[The problem]:
Only the line containing "Transcribe this image's" and the lines after it, up to the end of the listing, should be written out, each exactly as given.

*** Begin section ***

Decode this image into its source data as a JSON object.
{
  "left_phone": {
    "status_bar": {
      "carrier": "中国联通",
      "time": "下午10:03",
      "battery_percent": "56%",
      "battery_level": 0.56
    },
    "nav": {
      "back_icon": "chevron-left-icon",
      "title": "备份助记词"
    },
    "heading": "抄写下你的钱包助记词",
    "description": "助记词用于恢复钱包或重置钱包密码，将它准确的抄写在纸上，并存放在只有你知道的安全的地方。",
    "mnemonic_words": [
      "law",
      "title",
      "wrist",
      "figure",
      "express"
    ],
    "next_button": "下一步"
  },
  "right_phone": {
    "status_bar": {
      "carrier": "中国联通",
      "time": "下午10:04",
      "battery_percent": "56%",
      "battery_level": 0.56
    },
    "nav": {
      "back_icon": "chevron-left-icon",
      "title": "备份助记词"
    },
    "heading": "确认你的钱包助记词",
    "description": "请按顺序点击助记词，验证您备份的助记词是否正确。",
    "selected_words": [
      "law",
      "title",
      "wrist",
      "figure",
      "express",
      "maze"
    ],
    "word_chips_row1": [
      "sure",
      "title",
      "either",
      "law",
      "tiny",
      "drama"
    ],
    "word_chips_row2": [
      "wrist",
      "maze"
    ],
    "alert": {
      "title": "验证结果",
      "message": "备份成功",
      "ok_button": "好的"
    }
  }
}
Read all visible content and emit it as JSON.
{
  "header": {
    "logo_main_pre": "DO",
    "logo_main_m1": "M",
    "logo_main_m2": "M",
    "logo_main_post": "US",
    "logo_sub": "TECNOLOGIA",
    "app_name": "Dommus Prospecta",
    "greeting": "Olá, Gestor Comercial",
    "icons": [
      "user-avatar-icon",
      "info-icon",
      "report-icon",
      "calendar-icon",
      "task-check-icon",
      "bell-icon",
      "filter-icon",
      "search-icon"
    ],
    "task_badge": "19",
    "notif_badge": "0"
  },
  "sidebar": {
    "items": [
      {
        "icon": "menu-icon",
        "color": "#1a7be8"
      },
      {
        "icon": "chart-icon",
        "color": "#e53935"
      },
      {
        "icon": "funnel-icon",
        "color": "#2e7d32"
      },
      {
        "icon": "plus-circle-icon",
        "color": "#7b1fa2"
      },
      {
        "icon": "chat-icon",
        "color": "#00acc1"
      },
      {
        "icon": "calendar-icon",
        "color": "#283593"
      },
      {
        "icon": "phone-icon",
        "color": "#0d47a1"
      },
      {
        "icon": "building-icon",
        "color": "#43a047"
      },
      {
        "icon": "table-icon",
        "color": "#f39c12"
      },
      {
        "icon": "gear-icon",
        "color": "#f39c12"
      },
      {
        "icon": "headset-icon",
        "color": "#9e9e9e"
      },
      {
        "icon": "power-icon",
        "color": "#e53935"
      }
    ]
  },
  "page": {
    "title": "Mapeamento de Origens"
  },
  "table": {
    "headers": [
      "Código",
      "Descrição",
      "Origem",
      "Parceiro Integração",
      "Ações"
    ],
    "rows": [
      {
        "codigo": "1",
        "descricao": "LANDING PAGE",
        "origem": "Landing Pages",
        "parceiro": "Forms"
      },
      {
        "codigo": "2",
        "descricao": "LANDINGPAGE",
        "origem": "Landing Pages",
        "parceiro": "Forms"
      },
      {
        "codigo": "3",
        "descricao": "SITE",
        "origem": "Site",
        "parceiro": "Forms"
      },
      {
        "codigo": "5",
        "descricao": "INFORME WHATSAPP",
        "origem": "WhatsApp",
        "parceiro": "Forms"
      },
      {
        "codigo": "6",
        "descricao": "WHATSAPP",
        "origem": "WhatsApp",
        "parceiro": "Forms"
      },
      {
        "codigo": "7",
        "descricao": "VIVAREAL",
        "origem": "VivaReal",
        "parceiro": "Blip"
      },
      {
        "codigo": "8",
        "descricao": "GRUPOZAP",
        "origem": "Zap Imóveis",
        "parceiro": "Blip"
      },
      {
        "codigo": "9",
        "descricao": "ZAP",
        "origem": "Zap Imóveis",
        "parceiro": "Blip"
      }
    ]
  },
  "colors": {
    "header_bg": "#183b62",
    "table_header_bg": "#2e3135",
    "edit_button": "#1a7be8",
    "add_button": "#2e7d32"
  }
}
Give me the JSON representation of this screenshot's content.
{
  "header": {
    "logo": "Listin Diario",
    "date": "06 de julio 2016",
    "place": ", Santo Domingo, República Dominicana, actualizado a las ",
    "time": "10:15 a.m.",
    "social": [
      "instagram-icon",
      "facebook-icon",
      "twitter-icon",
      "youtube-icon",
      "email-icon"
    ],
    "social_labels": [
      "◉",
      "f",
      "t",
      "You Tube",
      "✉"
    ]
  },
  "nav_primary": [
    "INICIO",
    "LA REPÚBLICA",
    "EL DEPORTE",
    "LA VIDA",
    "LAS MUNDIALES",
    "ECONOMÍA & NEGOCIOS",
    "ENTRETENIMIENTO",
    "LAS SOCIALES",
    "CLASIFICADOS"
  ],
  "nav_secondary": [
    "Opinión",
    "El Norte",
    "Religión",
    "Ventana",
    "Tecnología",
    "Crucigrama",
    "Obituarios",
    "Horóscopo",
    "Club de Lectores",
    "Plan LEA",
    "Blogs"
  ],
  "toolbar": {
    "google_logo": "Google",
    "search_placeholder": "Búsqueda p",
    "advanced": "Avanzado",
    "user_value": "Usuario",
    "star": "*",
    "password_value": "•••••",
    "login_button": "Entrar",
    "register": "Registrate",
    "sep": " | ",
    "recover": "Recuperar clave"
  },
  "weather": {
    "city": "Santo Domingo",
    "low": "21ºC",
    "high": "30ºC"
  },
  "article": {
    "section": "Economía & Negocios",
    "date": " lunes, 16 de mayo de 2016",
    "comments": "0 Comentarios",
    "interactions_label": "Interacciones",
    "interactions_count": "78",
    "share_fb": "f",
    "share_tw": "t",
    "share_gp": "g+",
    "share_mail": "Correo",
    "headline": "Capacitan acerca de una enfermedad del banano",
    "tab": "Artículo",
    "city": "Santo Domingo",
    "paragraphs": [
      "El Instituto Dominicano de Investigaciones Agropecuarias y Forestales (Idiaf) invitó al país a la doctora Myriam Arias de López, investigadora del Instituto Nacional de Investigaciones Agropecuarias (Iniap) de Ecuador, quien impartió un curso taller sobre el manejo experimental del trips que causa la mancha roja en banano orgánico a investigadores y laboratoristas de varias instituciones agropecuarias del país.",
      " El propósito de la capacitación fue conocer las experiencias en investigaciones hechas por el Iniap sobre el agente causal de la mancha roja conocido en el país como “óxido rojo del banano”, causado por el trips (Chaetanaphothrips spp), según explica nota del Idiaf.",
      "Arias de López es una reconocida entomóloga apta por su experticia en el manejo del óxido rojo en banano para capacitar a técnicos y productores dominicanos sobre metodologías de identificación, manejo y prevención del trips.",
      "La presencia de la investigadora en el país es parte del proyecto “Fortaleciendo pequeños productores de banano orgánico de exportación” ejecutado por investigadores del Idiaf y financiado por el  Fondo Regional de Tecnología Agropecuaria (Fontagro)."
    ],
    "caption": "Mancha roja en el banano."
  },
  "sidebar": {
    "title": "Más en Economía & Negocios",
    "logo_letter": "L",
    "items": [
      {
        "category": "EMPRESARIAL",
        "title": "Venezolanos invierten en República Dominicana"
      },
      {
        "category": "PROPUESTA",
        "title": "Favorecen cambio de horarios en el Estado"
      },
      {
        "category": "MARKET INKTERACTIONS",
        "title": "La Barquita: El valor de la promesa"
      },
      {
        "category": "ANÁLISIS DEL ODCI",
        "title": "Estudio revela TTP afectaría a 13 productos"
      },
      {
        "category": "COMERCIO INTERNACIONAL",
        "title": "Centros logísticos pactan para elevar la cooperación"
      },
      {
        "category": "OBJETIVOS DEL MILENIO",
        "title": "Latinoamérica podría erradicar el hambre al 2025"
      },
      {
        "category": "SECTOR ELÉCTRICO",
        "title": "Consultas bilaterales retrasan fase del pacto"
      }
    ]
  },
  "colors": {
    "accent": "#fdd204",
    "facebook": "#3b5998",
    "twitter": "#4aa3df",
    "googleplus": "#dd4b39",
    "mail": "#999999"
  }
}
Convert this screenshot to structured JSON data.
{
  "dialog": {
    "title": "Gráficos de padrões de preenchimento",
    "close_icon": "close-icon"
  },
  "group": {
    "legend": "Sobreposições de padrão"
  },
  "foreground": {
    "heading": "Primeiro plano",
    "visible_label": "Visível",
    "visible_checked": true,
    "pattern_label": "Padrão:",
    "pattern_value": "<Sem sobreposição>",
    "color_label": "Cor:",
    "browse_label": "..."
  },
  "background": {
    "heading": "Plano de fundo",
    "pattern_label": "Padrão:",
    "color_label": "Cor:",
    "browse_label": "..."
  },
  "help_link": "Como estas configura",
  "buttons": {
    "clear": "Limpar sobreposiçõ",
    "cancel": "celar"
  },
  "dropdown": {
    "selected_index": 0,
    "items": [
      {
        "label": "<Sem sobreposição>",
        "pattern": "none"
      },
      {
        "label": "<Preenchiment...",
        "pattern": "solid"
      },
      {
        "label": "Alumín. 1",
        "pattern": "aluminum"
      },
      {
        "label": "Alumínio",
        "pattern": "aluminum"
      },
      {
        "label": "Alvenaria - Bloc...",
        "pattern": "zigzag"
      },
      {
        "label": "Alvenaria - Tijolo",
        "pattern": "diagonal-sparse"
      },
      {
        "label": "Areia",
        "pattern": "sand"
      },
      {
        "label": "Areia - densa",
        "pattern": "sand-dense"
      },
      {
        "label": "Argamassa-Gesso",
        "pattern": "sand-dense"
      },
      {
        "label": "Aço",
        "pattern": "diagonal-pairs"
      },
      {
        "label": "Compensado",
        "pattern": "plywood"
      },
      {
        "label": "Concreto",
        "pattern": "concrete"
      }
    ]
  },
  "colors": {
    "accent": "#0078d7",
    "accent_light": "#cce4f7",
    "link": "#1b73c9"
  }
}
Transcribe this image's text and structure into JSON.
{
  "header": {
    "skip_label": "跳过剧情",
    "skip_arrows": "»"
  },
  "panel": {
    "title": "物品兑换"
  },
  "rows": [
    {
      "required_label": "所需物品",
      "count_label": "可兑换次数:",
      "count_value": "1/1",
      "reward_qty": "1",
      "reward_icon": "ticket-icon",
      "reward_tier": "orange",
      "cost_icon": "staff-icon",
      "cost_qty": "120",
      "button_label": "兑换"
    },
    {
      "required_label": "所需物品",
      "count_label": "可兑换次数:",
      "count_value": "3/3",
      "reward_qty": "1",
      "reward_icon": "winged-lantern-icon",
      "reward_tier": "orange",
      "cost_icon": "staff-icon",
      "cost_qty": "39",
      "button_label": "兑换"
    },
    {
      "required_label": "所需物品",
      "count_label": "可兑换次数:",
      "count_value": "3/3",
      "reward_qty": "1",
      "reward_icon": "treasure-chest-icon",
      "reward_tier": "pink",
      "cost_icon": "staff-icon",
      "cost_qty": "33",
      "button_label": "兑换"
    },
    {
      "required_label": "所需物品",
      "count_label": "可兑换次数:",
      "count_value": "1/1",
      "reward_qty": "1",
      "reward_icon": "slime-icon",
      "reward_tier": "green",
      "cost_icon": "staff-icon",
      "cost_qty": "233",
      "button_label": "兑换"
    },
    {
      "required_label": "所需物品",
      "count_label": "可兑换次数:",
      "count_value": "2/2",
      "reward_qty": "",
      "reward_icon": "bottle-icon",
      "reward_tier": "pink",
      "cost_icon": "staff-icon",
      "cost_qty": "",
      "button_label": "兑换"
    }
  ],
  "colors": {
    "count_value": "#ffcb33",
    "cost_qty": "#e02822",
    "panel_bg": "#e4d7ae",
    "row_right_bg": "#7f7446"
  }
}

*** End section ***

[Response for this exercise]:
Transcribe this image's text and structure into JSON.
{
  "header": {
    "skip_label": "跳过剧情",
    "skip_arrows": "»"
  },
  "panel": {
    "title": "物品兑换"
  },
  "rows": [
    {
      "required_label": "所需物品",
      "count_label": "可兑换次数:",
      "count_value": "1/1",
      "reward_qty": "1",
      "reward_icon": "ticket-icon",
      "reward_tier": "orange",
      "cost_icon": "staff-icon",
      "cost_qty": "120",
      "button_label": "兑换"
    },
    {
      "required_label": "所需物品",
      "count_label": "可兑换次数:",
      "count_value": "3/3",
      "reward_qty": "1",
      "reward_icon": "winged-lantern-icon",
      "reward_tier": "orange",
      "cost_icon": "staff-icon",
      "cost_qty": "39",
      "button_label": "兑换"
    },
    {
      "required_label": "所需物品",
      "count_label": "可兑换次数:",
      "count_value": "3/3",
      "reward_qty": "1",
      "reward_icon": "treasure-chest-icon",
      "reward_tier": "pink",
      "cost_icon": "staff-icon",
      "cost_qty": "33",
      "button_label": "兑换"
    },
    {
      "required_label": "所需物品",
      "count_label": "可兑换次数:",
      "count_value": "1/1",
      "reward_qty": "1",
      "reward_icon": "slime-icon",
      "reward_tier": "green",
      "cost_icon": "staff-icon",
      "cost_qty": "233",
      "button_label": "兑换"
    },
    {
      "required_label": "所需物品",
      "count_label": "可兑换次数:",
      "count_value": "2/2",
      "reward_qty": "",
      "reward_icon": "bottle-icon",
      "reward_tier": "pink",
      "cost_icon": "staff-icon",
      "cost_qty": "",
      "button_label": "兑换"
    }
  ],
  "colors": {
    "count_value": "#ffcb33",
    "cost_qty": "#e02822",
    "panel_bg": "#e4d7ae",
    "row_right_bg": "#7f7446"
  }
}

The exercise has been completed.